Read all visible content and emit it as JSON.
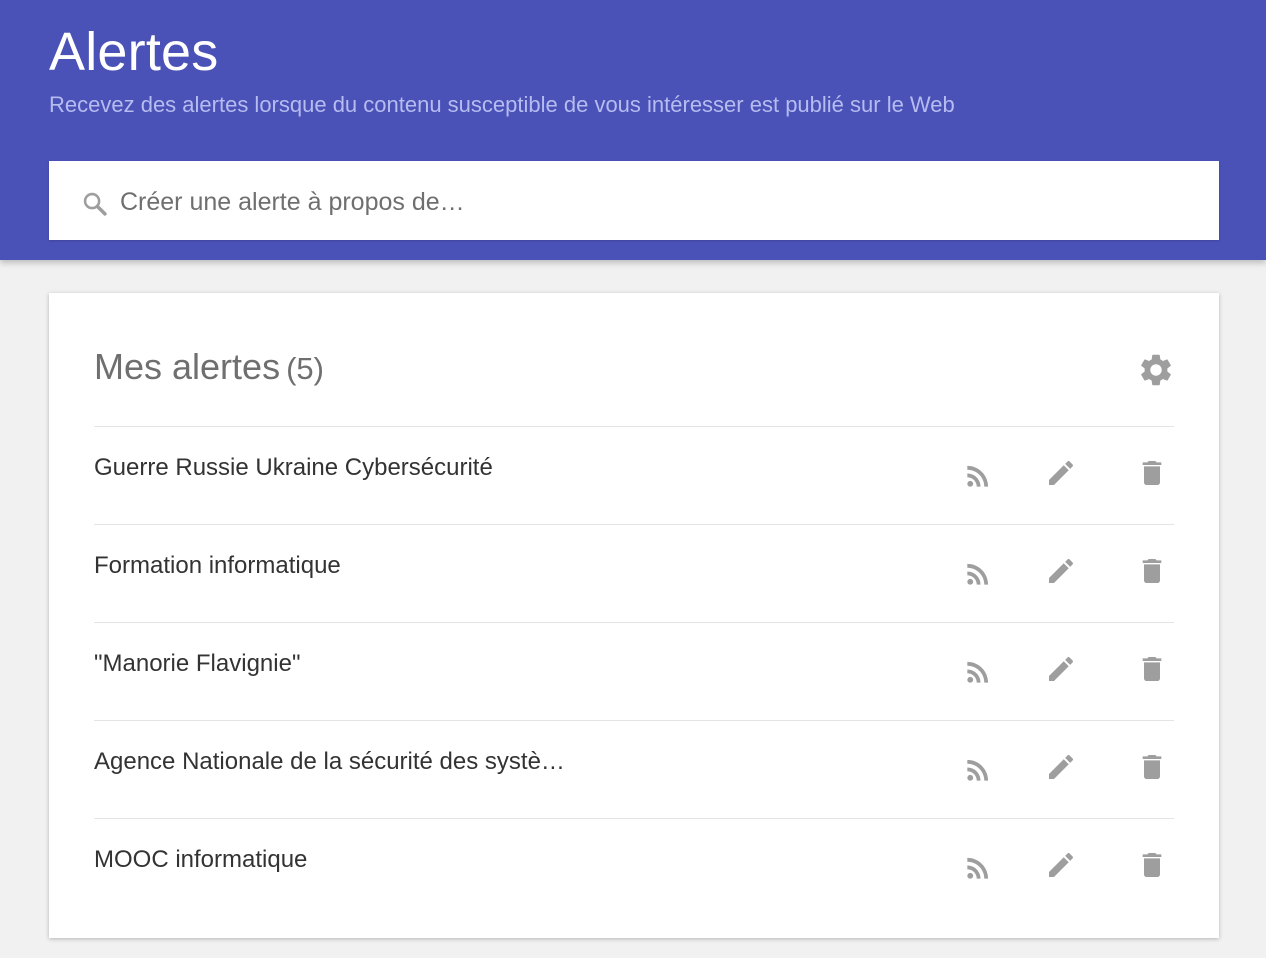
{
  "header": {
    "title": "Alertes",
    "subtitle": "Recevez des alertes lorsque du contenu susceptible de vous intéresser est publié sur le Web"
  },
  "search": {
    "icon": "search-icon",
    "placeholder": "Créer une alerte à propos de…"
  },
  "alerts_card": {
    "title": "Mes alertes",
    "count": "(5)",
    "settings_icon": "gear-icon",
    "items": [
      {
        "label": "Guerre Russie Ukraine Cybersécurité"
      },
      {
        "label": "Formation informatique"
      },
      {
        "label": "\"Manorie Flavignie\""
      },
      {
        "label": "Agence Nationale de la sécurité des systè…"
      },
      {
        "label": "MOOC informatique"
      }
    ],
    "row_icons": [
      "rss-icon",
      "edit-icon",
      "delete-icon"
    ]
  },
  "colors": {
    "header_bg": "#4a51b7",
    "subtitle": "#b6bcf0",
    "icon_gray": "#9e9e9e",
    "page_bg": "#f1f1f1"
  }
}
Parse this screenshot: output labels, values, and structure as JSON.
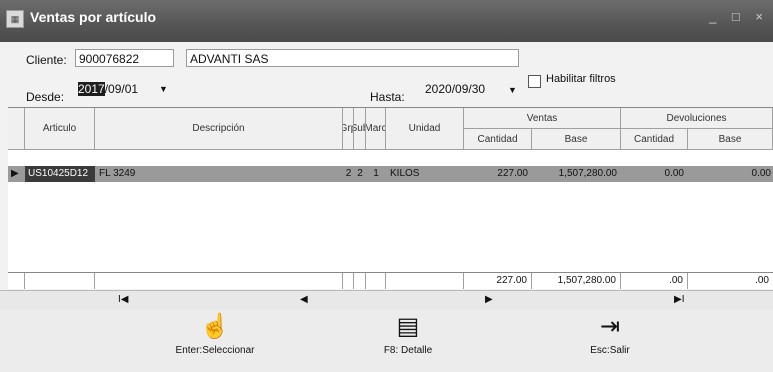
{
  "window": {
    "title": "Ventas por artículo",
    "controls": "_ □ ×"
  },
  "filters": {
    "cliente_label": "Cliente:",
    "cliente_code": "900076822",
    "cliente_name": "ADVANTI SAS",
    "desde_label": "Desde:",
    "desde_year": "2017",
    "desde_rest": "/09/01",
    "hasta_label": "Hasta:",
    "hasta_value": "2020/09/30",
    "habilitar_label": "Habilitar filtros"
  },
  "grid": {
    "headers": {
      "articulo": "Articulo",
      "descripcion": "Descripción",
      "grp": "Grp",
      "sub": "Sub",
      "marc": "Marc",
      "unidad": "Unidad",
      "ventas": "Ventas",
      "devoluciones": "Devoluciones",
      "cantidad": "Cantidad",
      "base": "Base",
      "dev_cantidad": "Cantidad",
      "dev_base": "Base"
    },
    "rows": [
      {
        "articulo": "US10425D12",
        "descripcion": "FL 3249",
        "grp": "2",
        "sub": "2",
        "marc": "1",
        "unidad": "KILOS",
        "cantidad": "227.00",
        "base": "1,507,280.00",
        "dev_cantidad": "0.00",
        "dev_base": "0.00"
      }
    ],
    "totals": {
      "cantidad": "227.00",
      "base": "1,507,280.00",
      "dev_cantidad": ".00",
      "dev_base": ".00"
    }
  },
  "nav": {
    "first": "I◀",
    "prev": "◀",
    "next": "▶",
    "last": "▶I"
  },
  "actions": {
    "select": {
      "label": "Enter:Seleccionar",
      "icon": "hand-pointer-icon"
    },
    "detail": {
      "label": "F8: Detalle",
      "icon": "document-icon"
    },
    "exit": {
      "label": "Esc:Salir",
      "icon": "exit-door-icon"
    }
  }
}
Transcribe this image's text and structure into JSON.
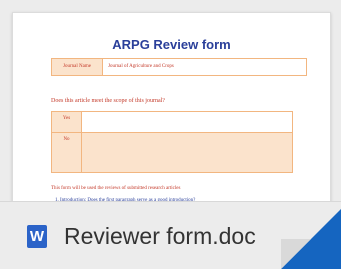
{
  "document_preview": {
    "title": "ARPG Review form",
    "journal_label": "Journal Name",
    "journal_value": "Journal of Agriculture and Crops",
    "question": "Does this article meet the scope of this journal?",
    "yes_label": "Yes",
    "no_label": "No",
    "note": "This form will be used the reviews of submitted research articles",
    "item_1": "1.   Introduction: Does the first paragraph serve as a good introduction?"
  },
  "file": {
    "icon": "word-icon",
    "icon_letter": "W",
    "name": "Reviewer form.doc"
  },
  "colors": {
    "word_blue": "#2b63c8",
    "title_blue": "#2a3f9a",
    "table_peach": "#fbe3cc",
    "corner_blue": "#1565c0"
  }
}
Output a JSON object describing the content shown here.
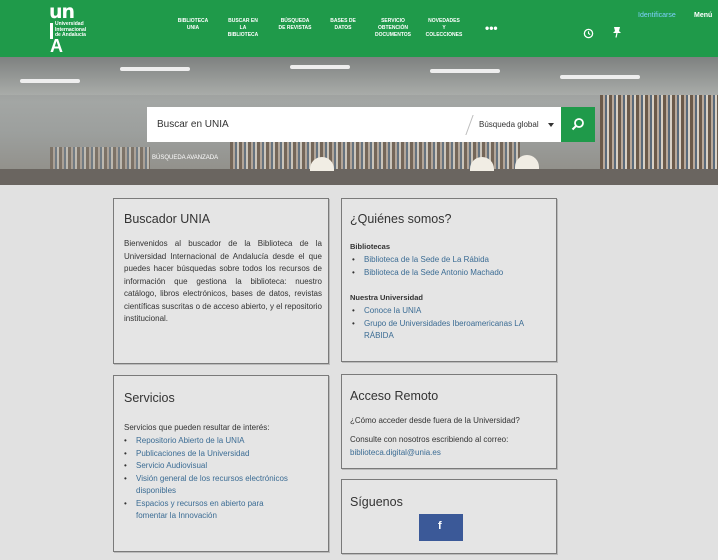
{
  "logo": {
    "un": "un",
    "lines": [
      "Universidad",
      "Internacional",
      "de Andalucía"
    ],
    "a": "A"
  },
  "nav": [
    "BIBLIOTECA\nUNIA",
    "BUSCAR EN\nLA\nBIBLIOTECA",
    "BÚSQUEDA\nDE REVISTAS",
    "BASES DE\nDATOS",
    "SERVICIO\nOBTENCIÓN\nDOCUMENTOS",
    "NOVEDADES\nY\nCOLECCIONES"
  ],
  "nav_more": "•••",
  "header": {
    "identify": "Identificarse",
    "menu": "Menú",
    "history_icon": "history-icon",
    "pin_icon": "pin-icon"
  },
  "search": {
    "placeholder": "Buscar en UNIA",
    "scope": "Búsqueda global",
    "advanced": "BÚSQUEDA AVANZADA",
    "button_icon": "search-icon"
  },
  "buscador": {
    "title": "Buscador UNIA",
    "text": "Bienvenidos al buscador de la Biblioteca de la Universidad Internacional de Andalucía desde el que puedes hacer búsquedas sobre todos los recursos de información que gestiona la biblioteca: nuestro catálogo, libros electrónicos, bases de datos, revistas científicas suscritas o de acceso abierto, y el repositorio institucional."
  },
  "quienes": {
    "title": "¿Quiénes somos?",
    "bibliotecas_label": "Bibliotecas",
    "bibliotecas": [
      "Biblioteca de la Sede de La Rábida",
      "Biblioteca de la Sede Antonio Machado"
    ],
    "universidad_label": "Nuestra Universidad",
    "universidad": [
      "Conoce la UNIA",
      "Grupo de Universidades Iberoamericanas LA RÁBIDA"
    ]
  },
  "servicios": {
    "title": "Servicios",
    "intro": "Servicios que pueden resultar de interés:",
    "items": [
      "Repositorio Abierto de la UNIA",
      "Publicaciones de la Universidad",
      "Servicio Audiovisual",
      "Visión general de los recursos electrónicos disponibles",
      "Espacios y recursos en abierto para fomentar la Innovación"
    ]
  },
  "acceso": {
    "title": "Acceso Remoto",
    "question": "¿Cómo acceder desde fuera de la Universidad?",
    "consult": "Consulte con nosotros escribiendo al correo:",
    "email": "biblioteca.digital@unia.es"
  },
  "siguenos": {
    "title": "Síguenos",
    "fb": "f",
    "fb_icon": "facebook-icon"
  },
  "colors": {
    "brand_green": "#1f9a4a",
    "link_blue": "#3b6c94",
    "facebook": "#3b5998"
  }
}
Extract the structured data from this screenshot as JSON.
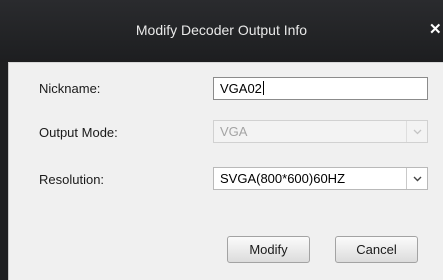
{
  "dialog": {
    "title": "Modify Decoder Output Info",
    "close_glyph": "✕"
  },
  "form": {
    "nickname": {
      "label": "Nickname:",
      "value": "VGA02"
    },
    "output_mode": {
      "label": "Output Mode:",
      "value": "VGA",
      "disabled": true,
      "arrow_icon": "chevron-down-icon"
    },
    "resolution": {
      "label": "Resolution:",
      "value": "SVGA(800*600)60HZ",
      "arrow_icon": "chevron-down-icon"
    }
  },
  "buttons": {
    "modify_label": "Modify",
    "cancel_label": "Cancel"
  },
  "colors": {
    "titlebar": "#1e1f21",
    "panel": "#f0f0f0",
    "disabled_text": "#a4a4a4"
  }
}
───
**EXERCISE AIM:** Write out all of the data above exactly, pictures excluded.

**OUTPUT:**
Read all visible content and emit it as JSON.
{
  "header": {
    "title": "Alertes",
    "subtitle": "Recevez des alertes lorsque du contenu susceptible de vous intéresser est publié sur le Web"
  },
  "search": {
    "icon": "search-icon",
    "placeholder": "Créer une alerte à propos de…"
  },
  "alerts_card": {
    "title": "Mes alertes",
    "count": "(5)",
    "settings_icon": "gear-icon",
    "items": [
      {
        "label": "Guerre Russie Ukraine Cybersécurité"
      },
      {
        "label": "Formation informatique"
      },
      {
        "label": "\"Manorie Flavignie\""
      },
      {
        "label": "Agence Nationale de la sécurité des systè…"
      },
      {
        "label": "MOOC informatique"
      }
    ],
    "row_icons": [
      "rss-icon",
      "edit-icon",
      "delete-icon"
    ]
  },
  "colors": {
    "header_bg": "#4a51b7",
    "subtitle": "#b6bcf0",
    "icon_gray": "#9e9e9e",
    "page_bg": "#f1f1f1"
  }
}
Parse this screenshot: output labels, values, and structure as JSON.
{
  "window": {
    "title": "Ventas por artículo",
    "controls": "_ □ ×"
  },
  "filters": {
    "cliente_label": "Cliente:",
    "cliente_code": "900076822",
    "cliente_name": "ADVANTI SAS",
    "desde_label": "Desde:",
    "desde_year": "2017",
    "desde_rest": "/09/01",
    "hasta_label": "Hasta:",
    "hasta_value": "2020/09/30",
    "habilitar_label": "Habilitar filtros"
  },
  "grid": {
    "headers": {
      "articulo": "Articulo",
      "descripcion": "Descripción",
      "grp": "Grp",
      "sub": "Sub",
      "marc": "Marc",
      "unidad": "Unidad",
      "ventas": "Ventas",
      "devoluciones": "Devoluciones",
      "cantidad": "Cantidad",
      "base": "Base",
      "dev_cantidad": "Cantidad",
      "dev_base": "Base"
    },
    "rows": [
      {
        "articulo": "US10425D12",
        "descripcion": "FL 3249",
        "grp": "2",
        "sub": "2",
        "marc": "1",
        "unidad": "KILOS",
        "cantidad": "227.00",
        "base": "1,507,280.00",
        "dev_cantidad": "0.00",
        "dev_base": "0.00"
      }
    ],
    "totals": {
      "cantidad": "227.00",
      "base": "1,507,280.00",
      "dev_cantidad": ".00",
      "dev_base": ".00"
    }
  },
  "nav": {
    "first": "I◀",
    "prev": "◀",
    "next": "▶",
    "last": "▶I"
  },
  "actions": {
    "select": {
      "label": "Enter:Seleccionar",
      "icon": "hand-pointer-icon"
    },
    "detail": {
      "label": "F8: Detalle",
      "icon": "document-icon"
    },
    "exit": {
      "label": "Esc:Salir",
      "icon": "exit-door-icon"
    }
  }
}
Transcribe this image's text and structure into JSON.
{
  "document_preview": {
    "title": "ARPG Review form",
    "journal_label": "Journal Name",
    "journal_value": "Journal of Agriculture and Crops",
    "question": "Does this article meet the scope of this journal?",
    "yes_label": "Yes",
    "no_label": "No",
    "note": "This form will be used the reviews of submitted research articles",
    "item_1": "1.   Introduction: Does the first paragraph serve as a good introduction?"
  },
  "file": {
    "icon": "word-icon",
    "icon_letter": "W",
    "name": "Reviewer form.doc"
  },
  "colors": {
    "word_blue": "#2b63c8",
    "title_blue": "#2a3f9a",
    "table_peach": "#fbe3cc",
    "corner_blue": "#1565c0"
  }
}
Output a JSON object describing the content shown here.
{
  "logo": {
    "un": "un",
    "lines": [
      "Universidad",
      "Internacional",
      "de Andalucía"
    ],
    "a": "A"
  },
  "nav": [
    "BIBLIOTECA\nUNIA",
    "BUSCAR EN\nLA\nBIBLIOTECA",
    "BÚSQUEDA\nDE REVISTAS",
    "BASES DE\nDATOS",
    "SERVICIO\nOBTENCIÓN\nDOCUMENTOS",
    "NOVEDADES\nY\nCOLECCIONES"
  ],
  "nav_more": "•••",
  "header": {
    "identify": "Identificarse",
    "menu": "Menú",
    "history_icon": "history-icon",
    "pin_icon": "pin-icon"
  },
  "search": {
    "placeholder": "Buscar en UNIA",
    "scope": "Búsqueda global",
    "advanced": "BÚSQUEDA AVANZADA",
    "button_icon": "search-icon"
  },
  "buscador": {
    "title": "Buscador UNIA",
    "text": "Bienvenidos al buscador de la Biblioteca de la Universidad Internacional de Andalucía desde el que puedes hacer búsquedas sobre todos los recursos de información que gestiona la biblioteca: nuestro catálogo, libros electrónicos, bases de datos, revistas científicas suscritas o de acceso abierto, y el repositorio institucional."
  },
  "quienes": {
    "title": "¿Quiénes somos?",
    "bibliotecas_label": "Bibliotecas",
    "bibliotecas": [
      "Biblioteca de la Sede de La Rábida",
      "Biblioteca de la Sede Antonio Machado"
    ],
    "universidad_label": "Nuestra Universidad",
    "universidad": [
      "Conoce la UNIA",
      "Grupo de Universidades Iberoamericanas LA RÁBIDA"
    ]
  },
  "servicios": {
    "title": "Servicios",
    "intro": "Servicios que pueden resultar de interés:",
    "items": [
      "Repositorio Abierto de la UNIA",
      "Publicaciones de la Universidad",
      "Servicio Audiovisual",
      "Visión general de los recursos electrónicos disponibles",
      "Espacios y recursos en abierto para fomentar la Innovación"
    ]
  },
  "acceso": {
    "title": "Acceso Remoto",
    "question": "¿Cómo acceder desde fuera de la Universidad?",
    "consult": "Consulte con nosotros escribiendo al correo:",
    "email": "biblioteca.digital@unia.es"
  },
  "siguenos": {
    "title": "Síguenos",
    "fb": "f",
    "fb_icon": "facebook-icon"
  },
  "colors": {
    "brand_green": "#1f9a4a",
    "link_blue": "#3b6c94",
    "facebook": "#3b5998"
  }
}
Extract the structured data from this screenshot as JSON.
{
  "dialog": {
    "title": "Modify Decoder Output Info",
    "close_glyph": "✕"
  },
  "form": {
    "nickname": {
      "label": "Nickname:",
      "value": "VGA02"
    },
    "output_mode": {
      "label": "Output Mode:",
      "value": "VGA",
      "disabled": true,
      "arrow_icon": "chevron-down-icon"
    },
    "resolution": {
      "label": "Resolution:",
      "value": "SVGA(800*600)60HZ",
      "arrow_icon": "chevron-down-icon"
    }
  },
  "buttons": {
    "modify_label": "Modify",
    "cancel_label": "Cancel"
  },
  "colors": {
    "titlebar": "#1e1f21",
    "panel": "#f0f0f0",
    "disabled_text": "#a4a4a4"
  }
}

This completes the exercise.